Please copy each line from the entries that contains the string "face".

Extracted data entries

——————

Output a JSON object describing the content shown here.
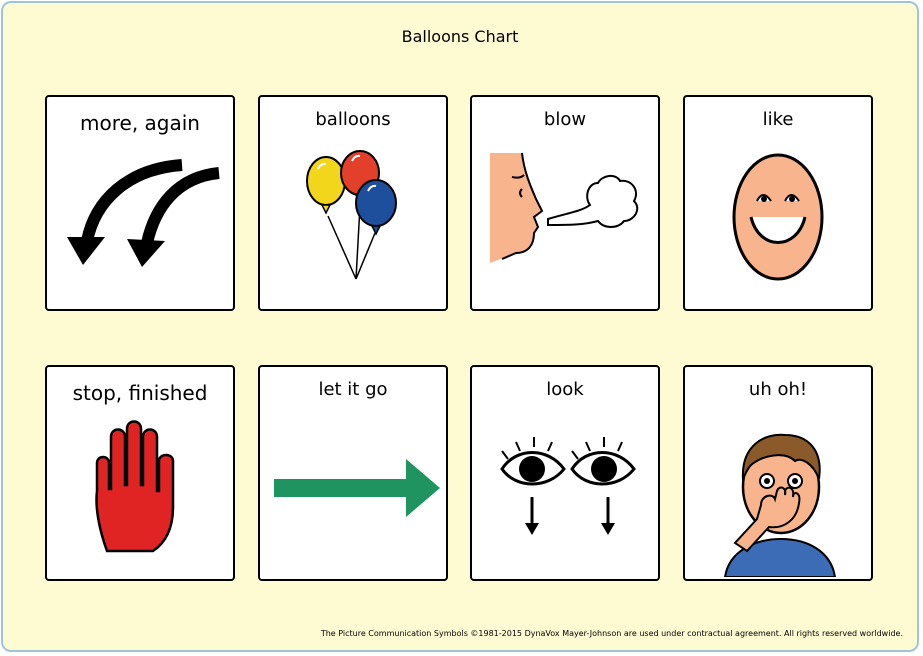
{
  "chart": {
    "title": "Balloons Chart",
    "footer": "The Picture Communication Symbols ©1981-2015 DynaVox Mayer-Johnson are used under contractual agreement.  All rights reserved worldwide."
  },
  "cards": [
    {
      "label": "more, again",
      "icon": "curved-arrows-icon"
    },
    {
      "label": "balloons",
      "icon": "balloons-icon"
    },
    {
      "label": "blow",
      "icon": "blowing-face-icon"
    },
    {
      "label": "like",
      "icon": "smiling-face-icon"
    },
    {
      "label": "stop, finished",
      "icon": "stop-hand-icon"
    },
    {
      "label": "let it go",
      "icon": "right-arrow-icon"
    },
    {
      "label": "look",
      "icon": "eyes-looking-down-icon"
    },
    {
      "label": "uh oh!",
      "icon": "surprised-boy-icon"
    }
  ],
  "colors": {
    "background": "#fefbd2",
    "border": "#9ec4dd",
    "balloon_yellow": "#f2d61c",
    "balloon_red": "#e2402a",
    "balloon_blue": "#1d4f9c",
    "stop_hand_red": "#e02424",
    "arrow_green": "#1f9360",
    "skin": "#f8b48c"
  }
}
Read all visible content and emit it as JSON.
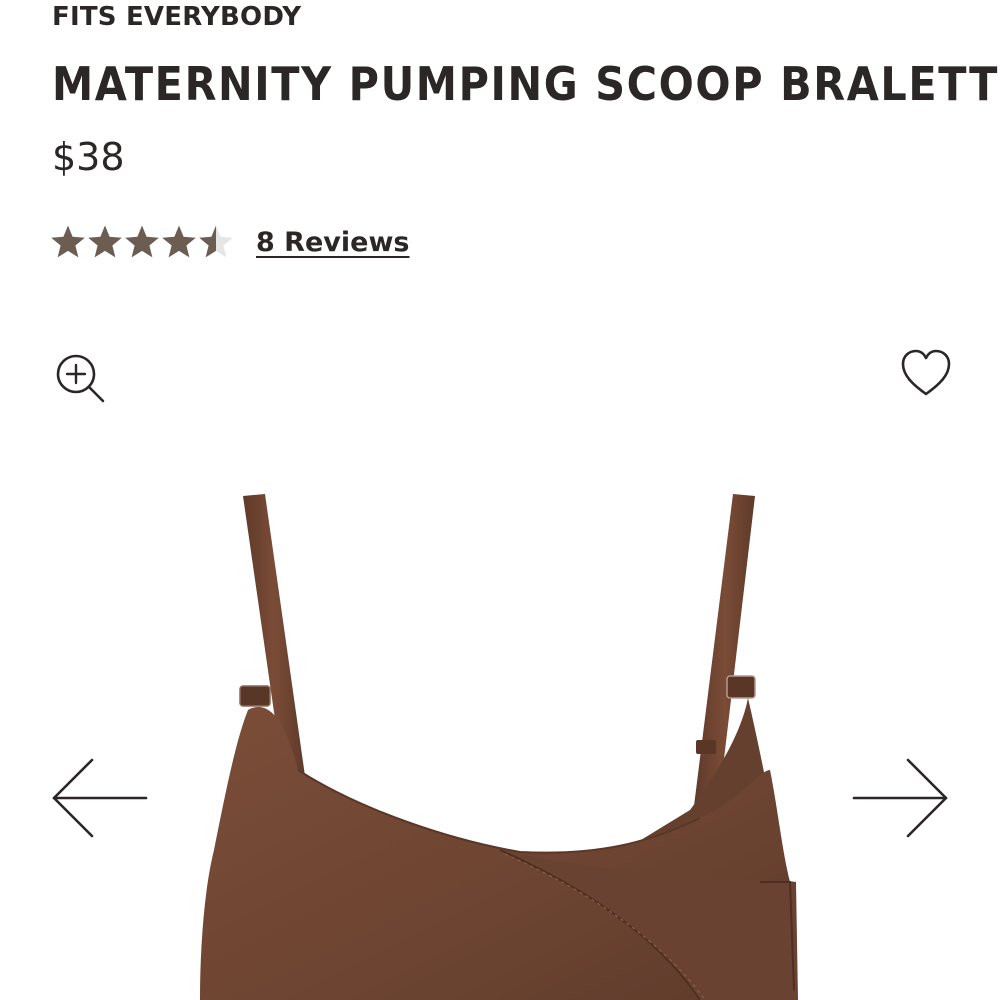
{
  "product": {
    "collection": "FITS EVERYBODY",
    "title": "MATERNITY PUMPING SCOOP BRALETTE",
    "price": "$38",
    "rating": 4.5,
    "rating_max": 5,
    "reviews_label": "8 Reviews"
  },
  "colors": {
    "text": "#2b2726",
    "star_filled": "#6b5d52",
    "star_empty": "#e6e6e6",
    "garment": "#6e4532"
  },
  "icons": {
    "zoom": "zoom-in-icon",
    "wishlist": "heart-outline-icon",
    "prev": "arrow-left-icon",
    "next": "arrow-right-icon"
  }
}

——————

◆ Reply:
      "icon": "blowing-face-icon"
      "icon": "smiling-face-icon"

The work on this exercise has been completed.